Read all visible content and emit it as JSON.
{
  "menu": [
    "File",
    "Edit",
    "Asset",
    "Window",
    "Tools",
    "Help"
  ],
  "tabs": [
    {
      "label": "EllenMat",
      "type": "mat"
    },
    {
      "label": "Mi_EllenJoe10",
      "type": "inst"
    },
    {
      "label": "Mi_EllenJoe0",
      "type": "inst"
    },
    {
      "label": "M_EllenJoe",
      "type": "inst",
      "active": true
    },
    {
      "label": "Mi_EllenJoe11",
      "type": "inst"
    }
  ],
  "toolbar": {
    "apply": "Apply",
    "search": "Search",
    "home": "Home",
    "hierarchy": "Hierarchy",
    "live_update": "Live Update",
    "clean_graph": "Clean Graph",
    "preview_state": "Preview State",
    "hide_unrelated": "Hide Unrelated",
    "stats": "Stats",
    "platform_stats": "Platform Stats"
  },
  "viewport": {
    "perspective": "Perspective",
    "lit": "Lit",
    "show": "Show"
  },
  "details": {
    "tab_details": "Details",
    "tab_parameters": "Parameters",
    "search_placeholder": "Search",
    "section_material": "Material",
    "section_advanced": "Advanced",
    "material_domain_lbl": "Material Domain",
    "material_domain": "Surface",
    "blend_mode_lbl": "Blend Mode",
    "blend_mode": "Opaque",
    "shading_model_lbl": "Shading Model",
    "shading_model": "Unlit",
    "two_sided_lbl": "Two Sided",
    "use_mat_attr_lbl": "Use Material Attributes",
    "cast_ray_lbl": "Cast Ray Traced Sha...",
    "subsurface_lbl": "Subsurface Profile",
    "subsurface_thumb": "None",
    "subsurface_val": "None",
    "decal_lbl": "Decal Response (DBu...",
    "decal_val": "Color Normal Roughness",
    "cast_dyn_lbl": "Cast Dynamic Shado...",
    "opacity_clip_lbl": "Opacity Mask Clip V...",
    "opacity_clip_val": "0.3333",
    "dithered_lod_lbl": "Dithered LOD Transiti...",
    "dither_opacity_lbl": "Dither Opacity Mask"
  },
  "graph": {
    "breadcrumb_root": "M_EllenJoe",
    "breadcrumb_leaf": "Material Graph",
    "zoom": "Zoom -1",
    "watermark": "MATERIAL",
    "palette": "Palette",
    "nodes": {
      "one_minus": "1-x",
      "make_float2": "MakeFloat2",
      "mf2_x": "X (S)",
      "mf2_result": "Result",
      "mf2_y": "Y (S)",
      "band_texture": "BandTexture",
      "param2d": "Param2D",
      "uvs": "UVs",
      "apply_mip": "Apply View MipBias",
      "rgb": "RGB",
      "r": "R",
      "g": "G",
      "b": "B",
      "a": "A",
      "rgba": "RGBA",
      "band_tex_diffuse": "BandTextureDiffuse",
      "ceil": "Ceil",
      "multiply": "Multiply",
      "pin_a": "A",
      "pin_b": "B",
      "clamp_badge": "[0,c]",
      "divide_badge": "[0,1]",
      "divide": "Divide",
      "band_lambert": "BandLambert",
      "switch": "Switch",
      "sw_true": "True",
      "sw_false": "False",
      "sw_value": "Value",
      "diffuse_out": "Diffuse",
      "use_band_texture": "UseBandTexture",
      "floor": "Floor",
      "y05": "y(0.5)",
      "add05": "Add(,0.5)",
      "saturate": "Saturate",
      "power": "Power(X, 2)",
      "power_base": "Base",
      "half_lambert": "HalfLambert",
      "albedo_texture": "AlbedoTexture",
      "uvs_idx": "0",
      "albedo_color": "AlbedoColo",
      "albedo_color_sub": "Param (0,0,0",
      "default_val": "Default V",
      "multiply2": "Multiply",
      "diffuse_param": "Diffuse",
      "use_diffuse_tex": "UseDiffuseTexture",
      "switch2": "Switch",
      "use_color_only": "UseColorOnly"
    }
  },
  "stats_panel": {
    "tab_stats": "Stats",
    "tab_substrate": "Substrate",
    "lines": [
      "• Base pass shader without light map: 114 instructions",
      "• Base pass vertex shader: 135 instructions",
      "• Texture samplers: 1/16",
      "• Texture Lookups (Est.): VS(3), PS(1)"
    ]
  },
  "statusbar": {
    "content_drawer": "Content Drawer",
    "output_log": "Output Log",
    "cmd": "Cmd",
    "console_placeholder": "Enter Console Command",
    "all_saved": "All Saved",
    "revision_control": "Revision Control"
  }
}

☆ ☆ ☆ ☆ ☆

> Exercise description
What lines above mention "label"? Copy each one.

> Output below
      "label": "EllenMat",
      "label": "Mi_EllenJoe10",
      "label": "Mi_EllenJoe0",
      "label": "M_EllenJoe",
      "label": "Mi_EllenJoe11",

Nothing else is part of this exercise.